Crowe plays Maximus with such understated intensity that it is really hard not to root for him. He is a tough character. He kills people when is asked to do so, but he also manages to rally the people around him to stand by side and fight for his plight. He wants revenge for what has been done to him more than anything. He will not fell any remorse for the death of his opponent. He is a killer and still we sit there, tears filling our eyes, when he starts his way towards his wife and child. Crowe is a master in this movie and deserves the Oscar he got fair and square.
Crowe has help across the board. Joaquin Phoenix plays his opponent, a young Emperor who behaves more like a petulant child than a statesman. Connie Nielsen is his, maybe, ex-lover who wants to help him so bad, but fears for the life of her son. Richard Harris is an aging emperor who has to choose what’s best for his empire, even though this will upset the one person you don’t want to taunt. There are so many fine performances in Gladiator that it is hard to describe them all here. You just have to see it to believe it.
This also counts for the brilliant sets and surroundings for the story. The way Scott has used real places and enhanced them to his liking is nothing short of astonishing. The moment Maximus and the gladiators enter the Colosseum for the first and the camera does a 360 around them at a low angle so we see all the way to the top of the arena is breathtaking to say the least. Moments like these are peppered all the way through Gladiator and I guarantee you that you won’t notice the majority of them. This way of working would pave the way for Scott’s next huge project, Kingdom of Heaven, but more on that later.
Gladiator is long, but that is something we have come to expect from Scott. Most of his movies have been around or above two hours. This time this is not an issue. There is no wasted second in Gladiator. On the blu-ray there is an enhanced version that has several scenes added to it. These don’t really add anything to the story and Scott doesn’t even want these in there, because at the beginning he says to the camera that this is not the director’s cut. The only reason I can think of why you should watch that version is the commentary by Scott and Crowe together. They are really funny together and reveal tons of information about the process behind Gladiator.
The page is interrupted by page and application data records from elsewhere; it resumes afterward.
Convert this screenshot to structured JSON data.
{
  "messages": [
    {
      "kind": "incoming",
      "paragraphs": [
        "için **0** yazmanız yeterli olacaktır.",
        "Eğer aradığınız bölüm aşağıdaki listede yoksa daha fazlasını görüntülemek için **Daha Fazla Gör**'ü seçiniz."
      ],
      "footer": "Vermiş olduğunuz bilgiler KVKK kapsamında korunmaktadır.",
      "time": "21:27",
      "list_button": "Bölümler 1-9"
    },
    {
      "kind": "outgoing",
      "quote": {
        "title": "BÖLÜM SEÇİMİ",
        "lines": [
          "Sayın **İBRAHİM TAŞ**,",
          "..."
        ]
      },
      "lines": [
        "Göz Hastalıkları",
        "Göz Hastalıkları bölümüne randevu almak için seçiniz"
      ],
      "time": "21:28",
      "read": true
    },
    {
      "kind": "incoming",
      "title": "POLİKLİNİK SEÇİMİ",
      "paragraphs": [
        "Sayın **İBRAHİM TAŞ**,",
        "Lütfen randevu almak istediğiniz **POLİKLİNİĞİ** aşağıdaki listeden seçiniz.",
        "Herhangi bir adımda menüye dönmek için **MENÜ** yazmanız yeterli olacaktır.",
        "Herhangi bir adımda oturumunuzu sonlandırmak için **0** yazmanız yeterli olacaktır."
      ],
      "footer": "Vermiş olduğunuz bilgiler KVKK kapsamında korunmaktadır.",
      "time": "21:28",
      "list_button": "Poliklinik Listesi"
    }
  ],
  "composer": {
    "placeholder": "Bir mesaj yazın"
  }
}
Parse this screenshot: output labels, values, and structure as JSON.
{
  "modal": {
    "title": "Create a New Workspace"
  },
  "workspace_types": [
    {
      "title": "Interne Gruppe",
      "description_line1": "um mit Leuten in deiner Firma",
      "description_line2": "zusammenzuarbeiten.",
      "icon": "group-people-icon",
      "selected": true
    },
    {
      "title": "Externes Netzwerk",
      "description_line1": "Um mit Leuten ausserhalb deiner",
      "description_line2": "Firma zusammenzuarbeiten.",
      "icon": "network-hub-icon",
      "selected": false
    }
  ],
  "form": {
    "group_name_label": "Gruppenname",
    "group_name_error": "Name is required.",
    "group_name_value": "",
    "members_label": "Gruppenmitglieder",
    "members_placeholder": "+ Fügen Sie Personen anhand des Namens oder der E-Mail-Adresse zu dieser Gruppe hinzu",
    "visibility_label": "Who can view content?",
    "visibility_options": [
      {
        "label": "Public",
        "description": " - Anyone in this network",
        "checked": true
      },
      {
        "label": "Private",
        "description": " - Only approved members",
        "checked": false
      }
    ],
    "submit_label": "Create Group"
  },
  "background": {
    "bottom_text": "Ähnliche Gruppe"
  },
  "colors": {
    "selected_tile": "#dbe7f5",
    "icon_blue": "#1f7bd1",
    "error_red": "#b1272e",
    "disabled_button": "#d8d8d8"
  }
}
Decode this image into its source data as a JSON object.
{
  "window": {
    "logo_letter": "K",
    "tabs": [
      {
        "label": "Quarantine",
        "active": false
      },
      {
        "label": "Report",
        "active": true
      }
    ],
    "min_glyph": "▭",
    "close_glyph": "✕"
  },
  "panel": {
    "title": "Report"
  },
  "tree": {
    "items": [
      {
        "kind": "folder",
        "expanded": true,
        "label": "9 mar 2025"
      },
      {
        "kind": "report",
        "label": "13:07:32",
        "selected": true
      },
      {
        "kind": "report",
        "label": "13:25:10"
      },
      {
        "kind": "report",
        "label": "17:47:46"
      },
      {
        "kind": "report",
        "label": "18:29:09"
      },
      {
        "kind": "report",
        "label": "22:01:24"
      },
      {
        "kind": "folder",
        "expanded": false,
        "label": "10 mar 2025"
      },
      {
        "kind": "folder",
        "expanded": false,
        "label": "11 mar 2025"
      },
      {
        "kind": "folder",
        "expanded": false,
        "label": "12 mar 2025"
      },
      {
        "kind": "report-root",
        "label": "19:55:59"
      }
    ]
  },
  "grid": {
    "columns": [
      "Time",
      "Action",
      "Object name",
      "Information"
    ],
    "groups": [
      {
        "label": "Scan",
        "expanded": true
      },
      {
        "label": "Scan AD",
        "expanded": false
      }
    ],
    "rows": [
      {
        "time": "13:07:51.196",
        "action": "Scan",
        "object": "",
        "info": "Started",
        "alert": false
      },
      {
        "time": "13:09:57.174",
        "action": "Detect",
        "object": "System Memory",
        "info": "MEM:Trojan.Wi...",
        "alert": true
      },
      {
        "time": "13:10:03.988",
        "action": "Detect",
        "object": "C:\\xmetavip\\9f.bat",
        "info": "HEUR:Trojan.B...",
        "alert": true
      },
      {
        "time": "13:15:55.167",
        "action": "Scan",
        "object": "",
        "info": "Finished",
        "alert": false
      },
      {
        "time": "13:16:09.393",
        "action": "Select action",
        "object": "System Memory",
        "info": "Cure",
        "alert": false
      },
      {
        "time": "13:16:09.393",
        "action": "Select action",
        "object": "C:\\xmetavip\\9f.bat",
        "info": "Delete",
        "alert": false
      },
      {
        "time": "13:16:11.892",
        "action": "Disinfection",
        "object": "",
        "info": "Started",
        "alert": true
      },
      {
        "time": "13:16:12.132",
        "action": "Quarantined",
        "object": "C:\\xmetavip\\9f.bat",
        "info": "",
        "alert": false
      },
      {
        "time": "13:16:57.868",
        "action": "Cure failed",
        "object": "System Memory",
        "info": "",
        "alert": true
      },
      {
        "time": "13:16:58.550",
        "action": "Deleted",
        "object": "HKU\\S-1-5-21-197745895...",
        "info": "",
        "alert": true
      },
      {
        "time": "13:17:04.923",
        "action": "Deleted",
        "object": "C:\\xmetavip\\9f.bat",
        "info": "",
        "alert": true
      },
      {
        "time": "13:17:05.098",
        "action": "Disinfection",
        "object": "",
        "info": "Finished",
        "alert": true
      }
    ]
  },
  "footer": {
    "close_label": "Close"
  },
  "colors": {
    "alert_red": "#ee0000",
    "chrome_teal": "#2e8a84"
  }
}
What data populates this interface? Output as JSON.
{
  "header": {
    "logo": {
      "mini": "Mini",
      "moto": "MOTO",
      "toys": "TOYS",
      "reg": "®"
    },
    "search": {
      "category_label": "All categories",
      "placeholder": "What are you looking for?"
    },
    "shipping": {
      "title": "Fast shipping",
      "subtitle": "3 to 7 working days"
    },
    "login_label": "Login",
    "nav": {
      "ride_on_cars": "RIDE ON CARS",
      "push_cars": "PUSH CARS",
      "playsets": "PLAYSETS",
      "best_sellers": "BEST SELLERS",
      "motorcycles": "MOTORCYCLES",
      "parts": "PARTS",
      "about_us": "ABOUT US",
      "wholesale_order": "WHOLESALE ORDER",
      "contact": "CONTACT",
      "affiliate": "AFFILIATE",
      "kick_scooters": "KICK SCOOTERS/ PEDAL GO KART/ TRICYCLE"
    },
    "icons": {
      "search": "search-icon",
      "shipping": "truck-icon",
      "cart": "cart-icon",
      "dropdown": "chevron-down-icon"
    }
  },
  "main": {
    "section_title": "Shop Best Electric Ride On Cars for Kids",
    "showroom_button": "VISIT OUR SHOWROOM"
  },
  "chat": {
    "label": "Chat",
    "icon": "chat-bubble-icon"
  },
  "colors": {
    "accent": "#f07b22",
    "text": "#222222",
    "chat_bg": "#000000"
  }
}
It is unfortunate that Gladiator’s achievement of reviving the sword-and-sandal genre hasn’t yielded a great many movies like it. We got Troy, 300 and Alexander, which were average at best, and a slew of vastly inferior movies like the wretched Clash of the Titans. It’s a shame, because this genre has the potential to provide great drama. But let’s not end on a down note. We have Gladiator and we have to be thankful for this. I love Gladiator and so should you.